Glass cliff effect has driven criticism of Rebekah Brooks, says leading academic
& lsquo;Glass cliff’ effect has driven criticism of Rebekah Brooks, says leading academic
A leading academic in human resources at Buckinghamshire New University has questioned the level of criticism levelled at former News International Chief Executive Rebekah Brooks and suggested it could be attributed to a & lsquo;glass cliff’ faced by women in top jobs.
Dr Gloria Moss, Reader in Human Resources, has drawn attention to the fact that allegations of phone hacking abounded throughout Brooks’s tenure as CEO at News International following her appointment in 2009 and suggested she was given the role due to a dearth of men wanting the role.
Moss said as a result she was & lsquo;unsurprised’ that Mrs Brooks had resigned from her position with the publishers of The Sun, The Times and The Sunday Times.
She said Mrs Brooks’s experience was typical of findings by Michelle Ryan and Alex Haslam, of The University of Exeter, saying that women faced a better chance of breaking through a perceived & lsquo;glass ceiling’ to senior roles when an organisation was facing a crisis.
The & lsquo;glass cliff’ theory follows that women tend only to be appointed to senior leadership positions when an organisation is facing a difficult situation likely to go wrong, meaning it is less likely that men would be willing to take on the role.
Moss said: “Rebekah Brooks was appointed CEO of News International when allegations of phone-tapping had already surfaced so she was given the role at a time when the company’s future looked rocky. Perhaps the term fall guy should be changed to fall woman, in her case?
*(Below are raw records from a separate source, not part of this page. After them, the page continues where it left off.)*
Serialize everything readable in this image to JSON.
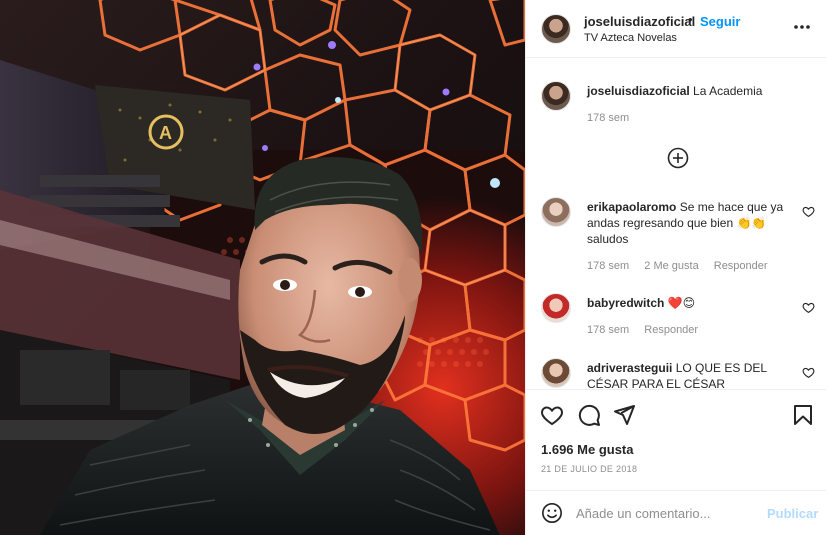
{
  "post": {
    "author": "joseluisdiazoficial",
    "follow_label": "Seguir",
    "separator": "•",
    "location": "TV Azteca Novelas",
    "photo_icon": "selfie-photo"
  },
  "caption": {
    "username": "joseluisdiazoficial",
    "text": "La Academia",
    "time": "178 sem"
  },
  "load_more_icon": "plus-circle-icon",
  "comments": [
    {
      "username": "erikapaolaromo",
      "text": "Se me hace que ya andas regresando que bien 👏👏 saludos",
      "time": "178 sem",
      "likes": "2 Me gusta",
      "reply": "Responder"
    },
    {
      "username": "babyredwitch",
      "text": "❤️😊",
      "time": "178 sem",
      "reply": "Responder"
    },
    {
      "username": "adriverasteguii",
      "text": "LO QUE ES DEL CÉSAR PARA EL CÉSAR",
      "time": "",
      "reply": ""
    }
  ],
  "actions": {
    "like_icon": "heart-icon",
    "comment_icon": "comment-icon",
    "share_icon": "paper-plane-icon",
    "save_icon": "bookmark-icon"
  },
  "likes_count": "1.696 Me gusta",
  "date": "21 DE JULIO DE 2018",
  "composer": {
    "placeholder": "Añade un comentario...",
    "publish_label": "Publicar"
  },
  "colors": {
    "link_blue": "#0095f6",
    "publish_disabled": "#b3dbff",
    "meta_gray": "#8e8e8e",
    "text": "#262626",
    "hex_light_orange": "#ff7a3c"
  }
}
“Research by academics from Holland and the US (Bruckmuller and Branscombe) found that when a company was doing well, people preferred leaders with stereotypically male strengths, but when a company was in crisis they thought stereotypically female skills were needed to turn things around.
“Also, research by Dr Brescoll from Yale University found that high-flying career women who succeed in roles traditionally occupied by men were particularly vulnerable to losing their job, and seen as & lsquo;unlikeable’ and & lsquo;less competent’.
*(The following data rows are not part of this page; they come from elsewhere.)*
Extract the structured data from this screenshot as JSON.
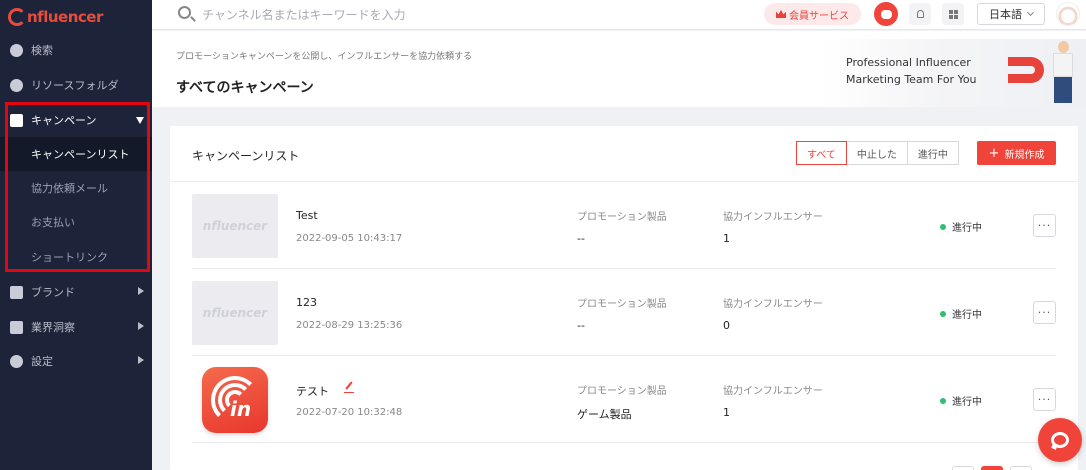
{
  "brand": {
    "logo_text": "nfluencer"
  },
  "sidebar": {
    "items": [
      {
        "label": "検索",
        "icon": "search-circle-icon"
      },
      {
        "label": "リソースフォルダ",
        "icon": "heart-icon"
      },
      {
        "label": "キャンペーン",
        "icon": "document-icon",
        "expanded": true,
        "children": [
          {
            "label": "キャンペーンリスト",
            "active": true
          },
          {
            "label": "協力依頼メール"
          },
          {
            "label": "お支払い"
          },
          {
            "label": "ショートリンク"
          }
        ]
      },
      {
        "label": "ブランド",
        "icon": "brand-r-icon"
      },
      {
        "label": "業界洞察",
        "icon": "chart-icon"
      },
      {
        "label": "設定",
        "icon": "gear-icon"
      }
    ]
  },
  "topbar": {
    "search_placeholder": "チャンネル名またはキーワードを入力",
    "member_label": "会員サービス",
    "language": "日本語"
  },
  "banner": {
    "subtitle": "プロモーションキャンペーンを公開し、インフルエンサーを協力依頼する",
    "title": "すべてのキャンペーン",
    "promo_line1": "Professional Influencer",
    "promo_line2": "Marketing Team For You"
  },
  "list": {
    "title": "キャンペーンリスト",
    "filters": [
      "すべて",
      "中止した",
      "進行中"
    ],
    "active_filter": "すべて",
    "new_button": "新規作成",
    "product_label": "プロモーション製品",
    "influencer_label": "協力インフルエンサー",
    "more_label": "···",
    "rows": [
      {
        "name": "Test",
        "date": "2022-09-05 10:43:17",
        "product": "--",
        "influencers": "1",
        "status": "進行中",
        "thumb": "placeholder"
      },
      {
        "name": "123",
        "date": "2022-08-29 13:25:36",
        "product": "--",
        "influencers": "0",
        "status": "進行中",
        "thumb": "placeholder"
      },
      {
        "name": "テスト",
        "date": "2022-07-20 10:32:48",
        "product": "ゲーム製品",
        "influencers": "1",
        "status": "進行中",
        "thumb": "app-icon"
      }
    ]
  },
  "thumb_placeholder_text": "nfluencer",
  "colors": {
    "accent": "#f0433a",
    "sidebar_bg": "#1d2338",
    "status_green": "#2fbf71",
    "highlight_box": "#e30613"
  }
}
“It found that if they made a single mistake, a woman was more likely to be criticised than a man doing the same job and making the same mistake.
“Could it be argued that this is what we saw in the extraordinary ousting of Margaret Thatcher in 1990 - the first instance since Neville Chamberlain’s resignation of a Prime Minister in good health being forced out of office - and now in the criticisms levelled at Rebekah Brooks?
“Significantly, James Murdoch, Deputy Chief Operating Officer of News Corporation and Chairman of News International, is not being pinpointed for resignation in the way that Rebekah Brooks is. This is despite being the person who announced the closure of the News of the World and holding a more senior position, admitting to personally to approving pay-offs to settle out of court settlements, not to mention admitting to not having the complete picture when doing this.
“One other point worth noting is that just 12 per cent of directors of FTSE 100 companies in the UK are female. This all adds up to a rough ride for Rebekah Brooks which, it could be argued, a man would have faced were he in her position.”